◆ **Work to be completed**
From the data below, repeat everything exactly except the images.
::::::::::
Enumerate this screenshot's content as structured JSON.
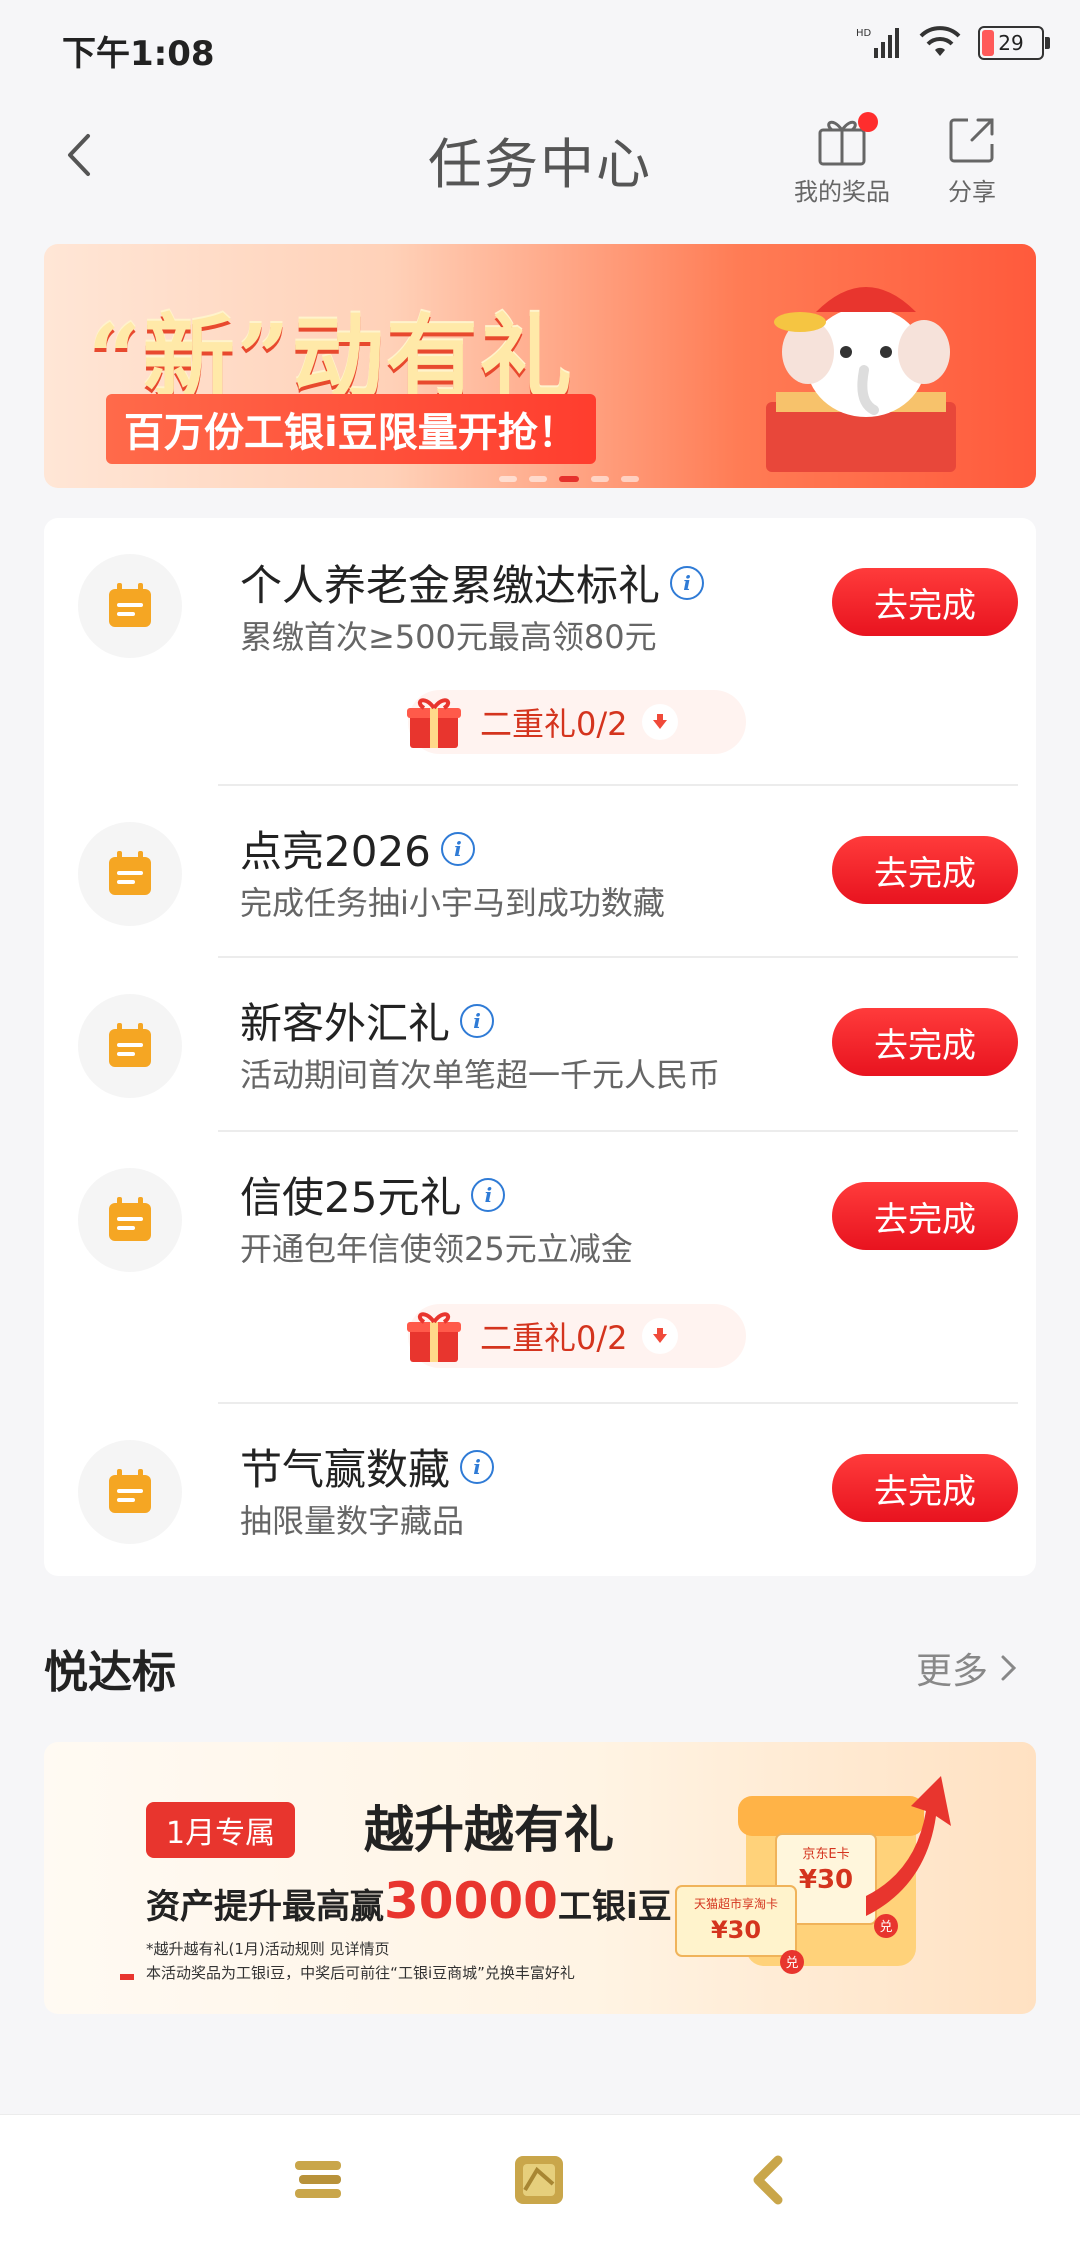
{
  "status_bar": {
    "time": "下午1:08",
    "signal": "HD",
    "battery": "29"
  },
  "header": {
    "title": "任务中心",
    "my_prizes": "我的奖品",
    "share": "分享"
  },
  "banner": {
    "headline": "“新”动有礼",
    "subline": "百万份工银i豆限量开抢！"
  },
  "tasks": [
    {
      "title": "个人养老金累缴达标礼",
      "desc": "累缴首次≥500元最高领80元",
      "button": "去完成",
      "bonus": "二重礼0/2"
    },
    {
      "title": "点亮2026",
      "desc": "完成任务抽i小宇马到成功数藏",
      "button": "去完成"
    },
    {
      "title": "新客外汇礼",
      "desc": "活动期间首次单笔超一千元人民币",
      "button": "去完成"
    },
    {
      "title": "信使25元礼",
      "desc": "开通包年信使领25元立减金",
      "button": "去完成",
      "bonus": "二重礼0/2"
    },
    {
      "title": "节气赢数藏",
      "desc": "抽限量数字藏品",
      "button": "去完成"
    }
  ],
  "section": {
    "title": "悦达标",
    "more": "更多"
  },
  "promo": {
    "tag": "1月专属",
    "headline": "越升越有礼",
    "line2_prefix": "资产提升最高赢",
    "line2_amount": "30000",
    "line2_suffix": "工银i豆",
    "note1": "*越升越有礼(1月)活动规则 见详情页",
    "note2": "本活动奖品为工银i豆，中奖后可前往“工银i豆商城”兑换丰富好礼",
    "card1": "京东E卡",
    "card1_value": "¥30",
    "card2": "天猫超市享淘卡",
    "card2_value": "¥30",
    "redeem": "兑"
  },
  "colors": {
    "accent": "#e8131f",
    "icon_orange": "#f5a623",
    "info_blue": "#2f7bd6"
  }
}
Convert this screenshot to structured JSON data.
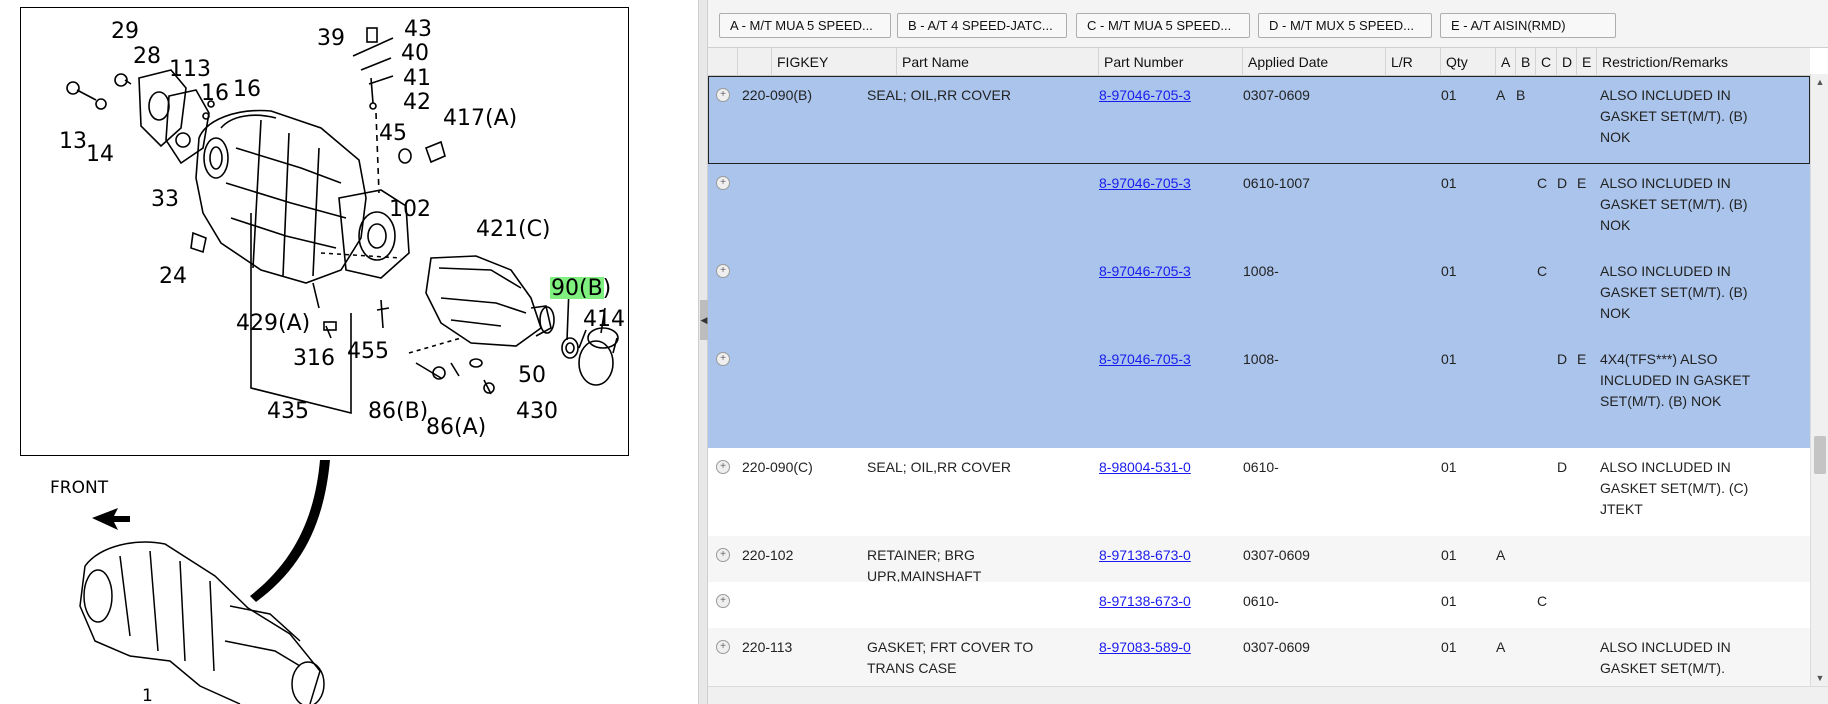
{
  "diagram": {
    "callouts": [
      "29",
      "28",
      "113",
      "16",
      "16",
      "13",
      "14",
      "33",
      "24",
      "39",
      "43",
      "40",
      "41",
      "42",
      "45",
      "417(A)",
      "102",
      "421(C)",
      "90(B)",
      "414",
      "429(A)",
      "316",
      "455",
      "50",
      "430",
      "435",
      "86(B)",
      "86(A)"
    ],
    "front_label": "FRONT",
    "bottom_callout": "1",
    "highlight_color": "#7ff07f"
  },
  "toolbar": {
    "tabs": [
      "A - M/T MUA 5 SPEED...",
      "B - A/T 4 SPEED-JATC...",
      "C - M/T MUA 5 SPEED...",
      "D - M/T MUX 5 SPEED...",
      "E - A/T AISIN(RMD)"
    ]
  },
  "grid": {
    "columns": [
      "FIGKEY",
      "Part Name",
      "Part Number",
      "Applied Date",
      "L/R",
      "Qty",
      "A",
      "B",
      "C",
      "D",
      "E",
      "Restriction/Remarks"
    ],
    "rows": [
      {
        "figkey": "220-090(B)",
        "name": "SEAL; OIL,RR COVER",
        "part": "8-97046-705-3",
        "date": "0307-0609",
        "lr": "",
        "qty": "01",
        "a": "A",
        "b": "B",
        "c": "",
        "d": "",
        "e": "",
        "remarks": "ALSO INCLUDED IN GASKET SET(M/T). (B) NOK"
      },
      {
        "figkey": "",
        "name": "",
        "part": "8-97046-705-3",
        "date": "0610-1007",
        "lr": "",
        "qty": "01",
        "a": "",
        "b": "",
        "c": "C",
        "d": "D",
        "e": "E",
        "remarks": "ALSO INCLUDED IN GASKET SET(M/T). (B) NOK"
      },
      {
        "figkey": "",
        "name": "",
        "part": "8-97046-705-3",
        "date": "1008-",
        "lr": "",
        "qty": "01",
        "a": "",
        "b": "",
        "c": "C",
        "d": "",
        "e": "",
        "remarks": "ALSO INCLUDED IN GASKET SET(M/T). (B) NOK"
      },
      {
        "figkey": "",
        "name": "",
        "part": "8-97046-705-3",
        "date": "1008-",
        "lr": "",
        "qty": "01",
        "a": "",
        "b": "",
        "c": "",
        "d": "D",
        "e": "E",
        "remarks": "4X4(TFS***) ALSO INCLUDED IN GASKET SET(M/T). (B) NOK"
      },
      {
        "figkey": "220-090(C)",
        "name": "SEAL; OIL,RR COVER",
        "part": "8-98004-531-0",
        "date": "0610-",
        "lr": "",
        "qty": "01",
        "a": "",
        "b": "",
        "c": "",
        "d": "D",
        "e": "",
        "remarks": "ALSO INCLUDED IN GASKET SET(M/T). (C) JTEKT"
      },
      {
        "figkey": "220-102",
        "name": "RETAINER; BRG UPR,MAINSHAFT",
        "part": "8-97138-673-0",
        "date": "0307-0609",
        "lr": "",
        "qty": "01",
        "a": "A",
        "b": "",
        "c": "",
        "d": "",
        "e": "",
        "remarks": ""
      },
      {
        "figkey": "",
        "name": "",
        "part": "8-97138-673-0",
        "date": "0610-",
        "lr": "",
        "qty": "01",
        "a": "",
        "b": "",
        "c": "C",
        "d": "",
        "e": "",
        "remarks": ""
      },
      {
        "figkey": "220-113",
        "name": "GASKET; FRT COVER TO TRANS CASE",
        "part": "8-97083-589-0",
        "date": "0307-0609",
        "lr": "",
        "qty": "01",
        "a": "A",
        "b": "",
        "c": "",
        "d": "",
        "e": "",
        "remarks": "ALSO INCLUDED IN GASKET SET(M/T)."
      }
    ]
  },
  "colors": {
    "selected_row": "#aac4ec",
    "link": "#1a1aee"
  }
}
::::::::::
◆ **Exercise output**
Enumerate this screenshot's content as structured JSON.
{
  "status_bar": {
    "time": "下午1:08",
    "signal": "HD",
    "battery": "29"
  },
  "header": {
    "title": "任务中心",
    "my_prizes": "我的奖品",
    "share": "分享"
  },
  "banner": {
    "headline": "“新”动有礼",
    "subline": "百万份工银i豆限量开抢！"
  },
  "tasks": [
    {
      "title": "个人养老金累缴达标礼",
      "desc": "累缴首次≥500元最高领80元",
      "button": "去完成",
      "bonus": "二重礼0/2"
    },
    {
      "title": "点亮2026",
      "desc": "完成任务抽i小宇马到成功数藏",
      "button": "去完成"
    },
    {
      "title": "新客外汇礼",
      "desc": "活动期间首次单笔超一千元人民币",
      "button": "去完成"
    },
    {
      "title": "信使25元礼",
      "desc": "开通包年信使领25元立减金",
      "button": "去完成",
      "bonus": "二重礼0/2"
    },
    {
      "title": "节气赢数藏",
      "desc": "抽限量数字藏品",
      "button": "去完成"
    }
  ],
  "section": {
    "title": "悦达标",
    "more": "更多"
  },
  "promo": {
    "tag": "1月专属",
    "headline": "越升越有礼",
    "line2_prefix": "资产提升最高赢",
    "line2_amount": "30000",
    "line2_suffix": "工银i豆",
    "note1": "*越升越有礼(1月)活动规则 见详情页",
    "note2": "本活动奖品为工银i豆，中奖后可前往“工银i豆商城”兑换丰富好礼",
    "card1": "京东E卡",
    "card1_value": "¥30",
    "card2": "天猫超市享淘卡",
    "card2_value": "¥30",
    "redeem": "兑"
  },
  "colors": {
    "accent": "#e8131f",
    "icon_orange": "#f5a623",
    "info_blue": "#2f7bd6"
  }
}
Convert this screenshot to structured JSON data.
{
  "diagram": {
    "callouts": [
      "29",
      "28",
      "113",
      "16",
      "16",
      "13",
      "14",
      "33",
      "24",
      "39",
      "43",
      "40",
      "41",
      "42",
      "45",
      "417(A)",
      "102",
      "421(C)",
      "90(B)",
      "414",
      "429(A)",
      "316",
      "455",
      "50",
      "430",
      "435",
      "86(B)",
      "86(A)"
    ],
    "front_label": "FRONT",
    "bottom_callout": "1",
    "highlight_color": "#7ff07f"
  },
  "toolbar": {
    "tabs": [
      "A - M/T MUA 5 SPEED...",
      "B - A/T 4 SPEED-JATC...",
      "C - M/T MUA 5 SPEED...",
      "D - M/T MUX 5 SPEED...",
      "E - A/T AISIN(RMD)"
    ]
  },
  "grid": {
    "columns": [
      "FIGKEY",
      "Part Name",
      "Part Number",
      "Applied Date",
      "L/R",
      "Qty",
      "A",
      "B",
      "C",
      "D",
      "E",
      "Restriction/Remarks"
    ],
    "rows": [
      {
        "figkey": "220-090(B)",
        "name": "SEAL; OIL,RR COVER",
        "part": "8-97046-705-3",
        "date": "0307-0609",
        "lr": "",
        "qty": "01",
        "a": "A",
        "b": "B",
        "c": "",
        "d": "",
        "e": "",
        "remarks": "ALSO INCLUDED IN GASKET SET(M/T). (B) NOK"
      },
      {
        "figkey": "",
        "name": "",
        "part": "8-97046-705-3",
        "date": "0610-1007",
        "lr": "",
        "qty": "01",
        "a": "",
        "b": "",
        "c": "C",
        "d": "D",
        "e": "E",
        "remarks": "ALSO INCLUDED IN GASKET SET(M/T). (B) NOK"
      },
      {
        "figkey": "",
        "name": "",
        "part": "8-97046-705-3",
        "date": "1008-",
        "lr": "",
        "qty": "01",
        "a": "",
        "b": "",
        "c": "C",
        "d": "",
        "e": "",
        "remarks": "ALSO INCLUDED IN GASKET SET(M/T). (B) NOK"
      },
      {
        "figkey": "",
        "name": "",
        "part": "8-97046-705-3",
        "date": "1008-",
        "lr": "",
        "qty": "01",
        "a": "",
        "b": "",
        "c": "",
        "d": "D",
        "e": "E",
        "remarks": "4X4(TFS***) ALSO INCLUDED IN GASKET SET(M/T). (B) NOK"
      },
      {
        "figkey": "220-090(C)",
        "name": "SEAL; OIL,RR COVER",
        "part": "8-98004-531-0",
        "date": "0610-",
        "lr": "",
        "qty": "01",
        "a": "",
        "b": "",
        "c": "",
        "d": "D",
        "e": "",
        "remarks": "ALSO INCLUDED IN GASKET SET(M/T). (C) JTEKT"
      },
      {
        "figkey": "220-102",
        "name": "RETAINER; BRG UPR,MAINSHAFT",
        "part": "8-97138-673-0",
        "date": "0307-0609",
        "lr": "",
        "qty": "01",
        "a": "A",
        "b": "",
        "c": "",
        "d": "",
        "e": "",
        "remarks": ""
      },
      {
        "figkey": "",
        "name": "",
        "part": "8-97138-673-0",
        "date": "0610-",
        "lr": "",
        "qty": "01",
        "a": "",
        "b": "",
        "c": "C",
        "d": "",
        "e": "",
        "remarks": ""
      },
      {
        "figkey": "220-113",
        "name": "GASKET; FRT COVER TO TRANS CASE",
        "part": "8-97083-589-0",
        "date": "0307-0609",
        "lr": "",
        "qty": "01",
        "a": "A",
        "b": "",
        "c": "",
        "d": "",
        "e": "",
        "remarks": "ALSO INCLUDED IN GASKET SET(M/T)."
      }
    ]
  },
  "colors": {
    "selected_row": "#aac4ec",
    "link": "#1a1aee"
  }
}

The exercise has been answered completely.